The choice is yours. You get to decide.
The strategy is to follow up the story with ongoing questions that encourage the students to think of the positive things in their life on a regular basis. Not only are they asked to list these experiences, they are also introduced to the idea of using mind-maps to draw and show connections to how these experiences evolve in their lives. By teaching the students to continually “…seek out what is useful and positive,” they make such discovery an ongoing habit. The educators believe that showing students that they have “the capacity to increase their levels of practical optimism by the choices they make” leads to many of them being motivated to do so. Who among us wouldn’t be equally inspired?

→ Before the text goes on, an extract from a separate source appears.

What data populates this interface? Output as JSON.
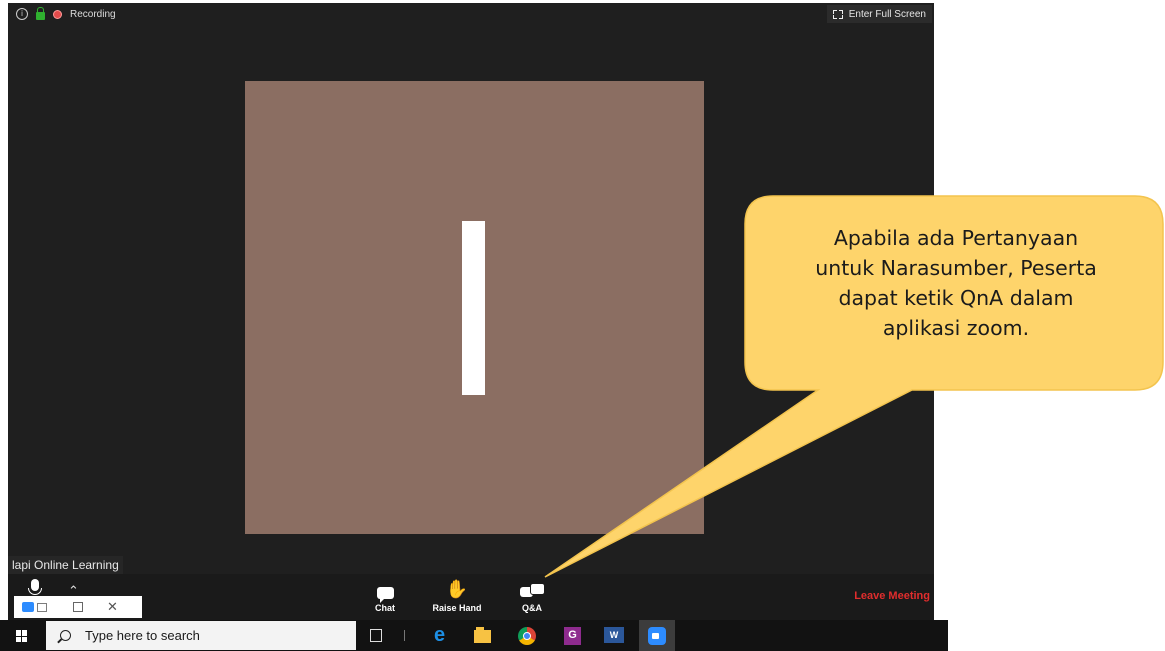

They don’t just stop with the Treasure Hunter and Trash Collector story either. The authors recognize that the teachers and the administrators at every school have a large influence on the students in their care. They recommend that everyone at the school:
- Celebrate achievements, however small, for every positive step forward you take.
- Spend time with people and in places that make you feel happy, refreshed and rejuvenated.
- Express gratitude every single day.
- Regularly commit small acts of kindness.
- Give your brain and your body a positive energetic workout on a daily basis.
- Infuse positive feelings into your surroundings.
- Be mindful of your emotional state on a regular basis.
These educators also make a practice of reminding their students (and hopefully themselves) that our brains are continually growing and capable of change regardless of the past. When children and adults hear the ongoing message that our brains are plastic enough to continue to evolve throughout our lifetimes, we will hopefully never stop wanting to learn. It’s also vital to know we can learn no matter what our age.
In an interview by one of the authors, Marcus Conyers shares the philosophy that enabled him to write eight books around the topic of helping to create healthy and optimistic children. He said that as a child his mother, “…guided my thoughts every night in a way that would lead me to be a lifelong optimist. Every night before I went to sleep, my mother would ask, ‘What were the best things that happened today, Marcus?’ Then she would say, ‘Watch out tomorrow for even more wonderful things.’ So, each day in my early years, I learned to save the treasures of the day and look forward to the new shining treasures of tomorrow.” Would that we all had a mother that taught us about practical optimism?
A couple of months ago Thom and I purchased a new piece of art for our house. While we love the color and the movement it portrays, what is even more important is the story behind the image. Titled, And The Sun Came, the picture represents women in Uganda who have faced undefinable challenges in their life. Yet regardless of the difficulties, they hold the practical and optimistic view that the sun will always shine again. I believe this is a way that we have infused positive feelings into our personal surroundings.
I doubt most of these ideas are new to my readers, but if you are anything like me you appreciate the reminder. I also find it helpful to know that there are resources for children and schools in light of the news these days. Surely if children can be given resources to let them know that they can choose to seek out the positive and make improvements to their life, that is a good thing. No one is suggesting that all we have to do is think happy thoughts and expect good things to happen and everything will be wonderful. Things happen. Instead, it is always SMART to know that in spite the circumstances, we can pull through anything. The sun always comes up. So, do you consider yourself to be a treasure hunter or a trash collector? The choice is yours and you get to decide.
Okay, your turn! Are you a trash collector or treasure hunter? Do you have a personal story you can share that explains why? How about your children or grandchildren? Please share in the comments below?